== TASK ITEM ==
Your answer should be the lines of the material that include the word "title".

== DATA TO EXAMINE ==
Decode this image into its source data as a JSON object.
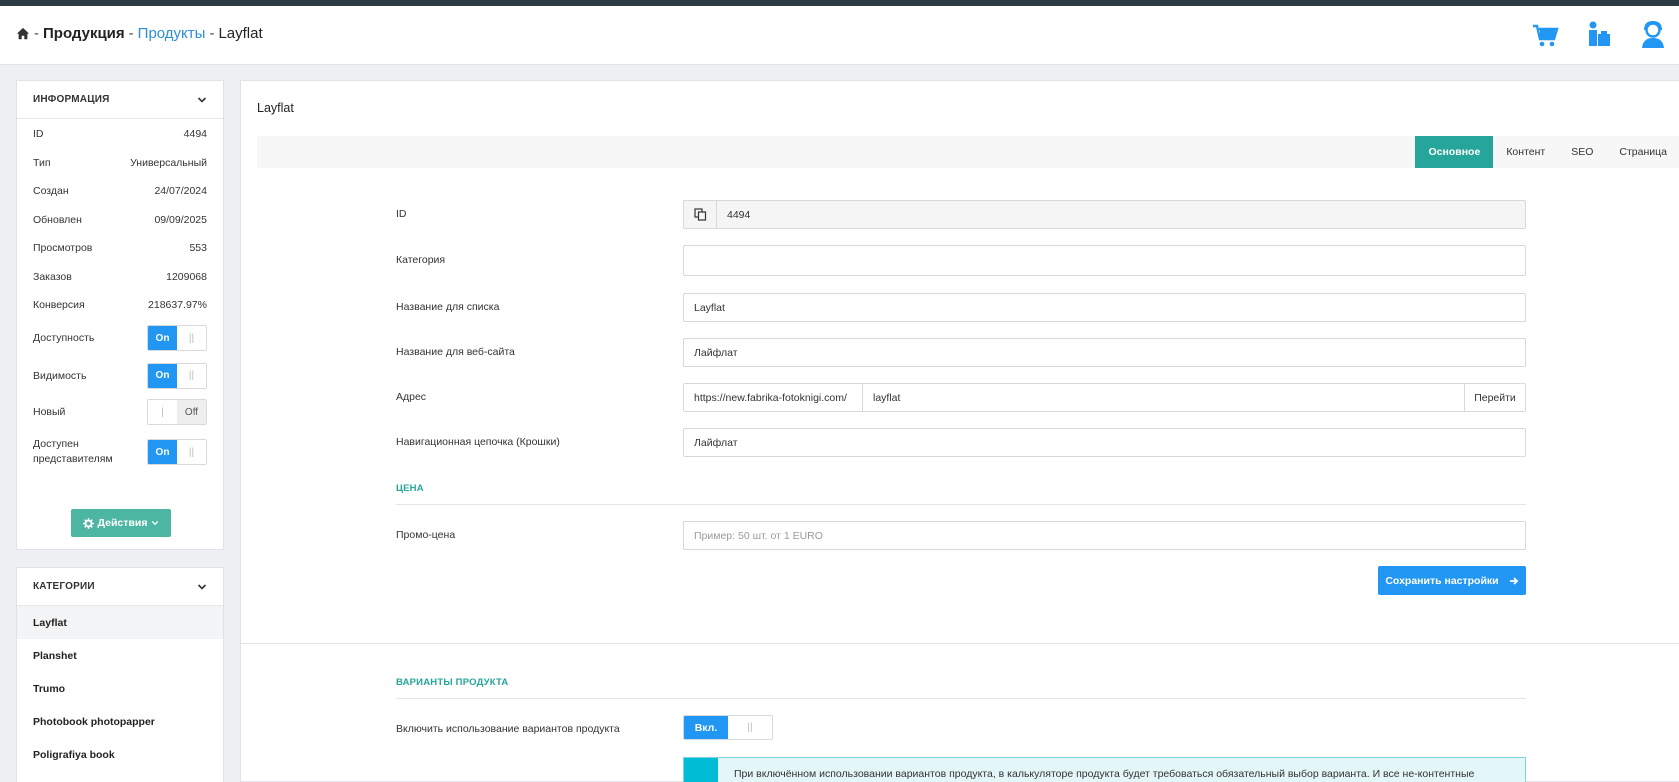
{
  "breadcrumb": {
    "home_icon": "home-icon",
    "sep1": "-",
    "products_root": "Продукция",
    "sep2": "-",
    "products": "Продукты",
    "sep3": "-",
    "current": "Layflat"
  },
  "header_icons": [
    "cart-icon",
    "delivery-icon",
    "support-icon"
  ],
  "info_panel": {
    "title": "ИНФОРМАЦИЯ",
    "rows": [
      {
        "label": "ID",
        "value": "4494"
      },
      {
        "label": "Тип",
        "value": "Универсальный"
      },
      {
        "label": "Создан",
        "value": "24/07/2024"
      },
      {
        "label": "Обновлен",
        "value": "09/09/2025"
      },
      {
        "label": "Просмотров",
        "value": "553"
      },
      {
        "label": "Заказов",
        "value": "1209068"
      },
      {
        "label": "Конверсия",
        "value": "218637.97%"
      }
    ],
    "toggles": [
      {
        "label": "Доступность",
        "state": "On"
      },
      {
        "label": "Видимость",
        "state": "On"
      },
      {
        "label": "Новый",
        "state": "Off"
      },
      {
        "label": "Доступен представителям",
        "state": "On"
      }
    ],
    "actions_label": "Действия"
  },
  "categories_panel": {
    "title": "КАТЕГОРИИ",
    "items": [
      "Layflat",
      "Planshet",
      "Trumo",
      "Photobook photopapper",
      "Poligrafiya book"
    ]
  },
  "main": {
    "title": "Layflat",
    "tabs": [
      "Основное",
      "Контент",
      "SEO",
      "Страница"
    ],
    "active_tab": "Основное",
    "fields": {
      "id_label": "ID",
      "id_value": "4494",
      "category_label": "Категория",
      "category_value": "",
      "list_name_label": "Название для списка",
      "list_name_value": "Layflat",
      "web_name_label": "Название для веб-сайта",
      "web_name_value": "Лайфлат",
      "address_label": "Адрес",
      "address_prefix": "https://new.fabrika-fotoknigi.com/",
      "address_slug": "layflat",
      "address_go": "Перейти",
      "breadcrumbs_label": "Навигационная цепочка (Крошки)",
      "breadcrumbs_value": "Лайфлат"
    },
    "price_section": "ЦЕНА",
    "promo_label": "Промо-цена",
    "promo_placeholder": "Пример: 50 шт. от 1 EURO",
    "save_label": "Сохранить настройки",
    "variants_section": "ВАРИАНТЫ ПРОДУКТА",
    "variants_toggle_label": "Включить использование вариантов продукта",
    "variants_toggle_on": "Вкл.",
    "variants_info": "При включённом использовании вариантов продукта, в калькуляторе продукта будет требоваться обязательный выбор варианта. И все не-контентные"
  },
  "colors": {
    "accent_teal": "#26a69a",
    "primary_blue": "#2196f3",
    "link_blue": "#2b8fd8",
    "topbar": "#2d3b45"
  }
}
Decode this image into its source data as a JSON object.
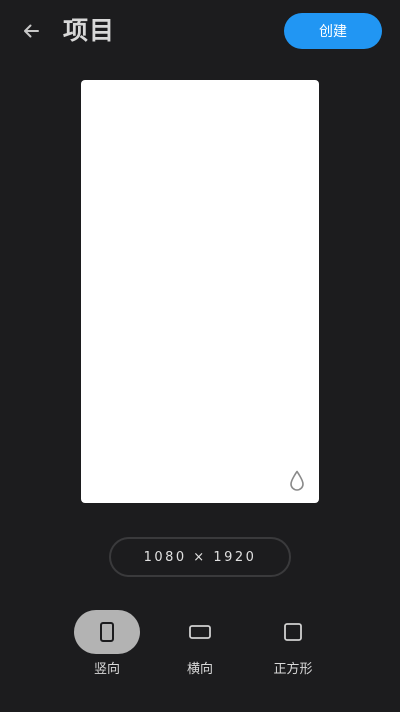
{
  "header": {
    "back_icon": "arrow-left-icon",
    "title": "项目",
    "create_label": "创建"
  },
  "canvas": {
    "watermark_icon": "drop-icon",
    "size_text": "1080 × 1920"
  },
  "orientations": [
    {
      "label": "竖向",
      "icon": "portrait-icon",
      "selected": true
    },
    {
      "label": "横向",
      "icon": "landscape-icon",
      "selected": false
    },
    {
      "label": "正方形",
      "icon": "square-icon",
      "selected": false
    }
  ],
  "colors": {
    "background": "#1c1c1e",
    "accent": "#2196f3",
    "selected_pill": "#b3b3b3"
  }
}
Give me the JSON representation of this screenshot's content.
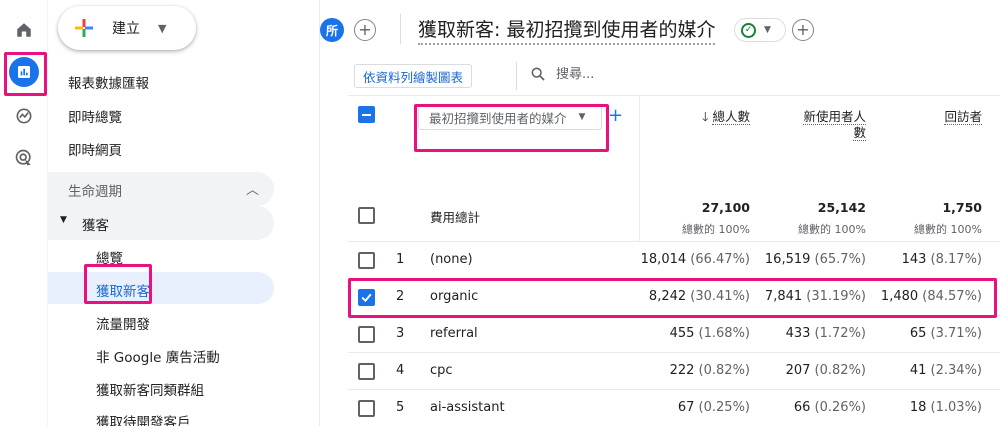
{
  "rail": {
    "items": [
      "home-icon",
      "reports-icon",
      "explore-icon",
      "advertising-icon"
    ]
  },
  "sidebar": {
    "create_label": "建立",
    "items": [
      "報表數據匯報",
      "即時總覽",
      "即時網頁"
    ],
    "section": "生命週期",
    "group": "獲客",
    "sub_items": [
      "總覽",
      "獲取新客",
      "流量開發",
      "非 Google 廣告活動",
      "獲取新客同類群組",
      "獲取待開發客戶"
    ],
    "active": "獲取新客"
  },
  "header": {
    "badge": "所",
    "title": "獲取新客: 最初招攬到使用者的媒介"
  },
  "toolbar": {
    "chart_button": "依資料列繪製圖表",
    "search_placeholder": "搜尋..."
  },
  "table": {
    "dimension_select": "最初招攬到使用者的媒介",
    "columns": [
      {
        "label": "總人數",
        "sorted": "desc"
      },
      {
        "label_line1": "新使用者人",
        "label_line2": "數"
      },
      {
        "label": "回訪者"
      }
    ],
    "totals_label": "費用總計",
    "totals": [
      {
        "value": "27,100",
        "pct": "總數的 100%"
      },
      {
        "value": "25,142",
        "pct": "總數的 100%"
      },
      {
        "value": "1,750",
        "pct": "總數的 100%"
      }
    ],
    "rows": [
      {
        "num": "1",
        "dim": "(none)",
        "v1": "18,014",
        "p1": "(66.47%)",
        "v2": "16,519",
        "p2": "(65.7%)",
        "v3": "143",
        "p3": "(8.17%)",
        "checked": false
      },
      {
        "num": "2",
        "dim": "organic",
        "v1": "8,242",
        "p1": "(30.41%)",
        "v2": "7,841",
        "p2": "(31.19%)",
        "v3": "1,480",
        "p3": "(84.57%)",
        "checked": true
      },
      {
        "num": "3",
        "dim": "referral",
        "v1": "455",
        "p1": "(1.68%)",
        "v2": "433",
        "p2": "(1.72%)",
        "v3": "65",
        "p3": "(3.71%)",
        "checked": false
      },
      {
        "num": "4",
        "dim": "cpc",
        "v1": "222",
        "p1": "(0.82%)",
        "v2": "207",
        "p2": "(0.82%)",
        "v3": "41",
        "p3": "(2.34%)",
        "checked": false
      },
      {
        "num": "5",
        "dim": "ai-assistant",
        "v1": "67",
        "p1": "(0.25%)",
        "v2": "66",
        "p2": "(0.26%)",
        "v3": "18",
        "p3": "(1.03%)",
        "checked": false
      }
    ]
  },
  "colors": {
    "accent": "#1a73e8",
    "highlight": "#e8117f",
    "active_bg": "#e8f0fe"
  }
}
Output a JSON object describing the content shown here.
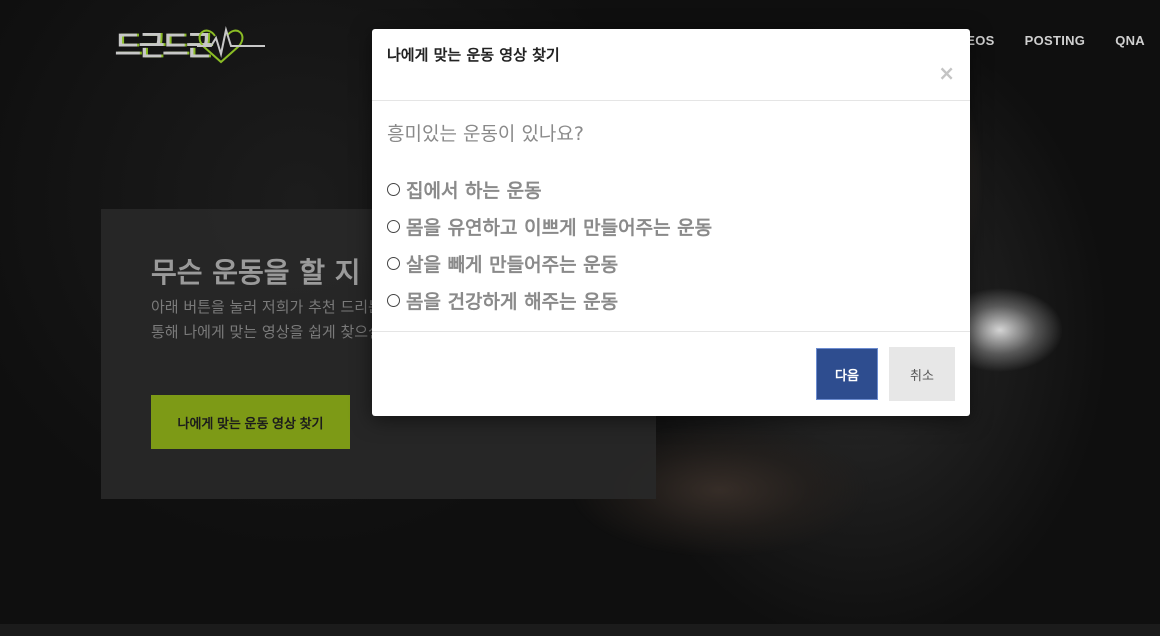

== WRITTEN REPLY ==
    "title": "ИНФОРМАЦИЯ",
    "title": "КАТЕГОРИИ",
    "title": "Layflat",
    "title": "项目",
    "title": "獲取新客: 最初招攬到使用者的媒介"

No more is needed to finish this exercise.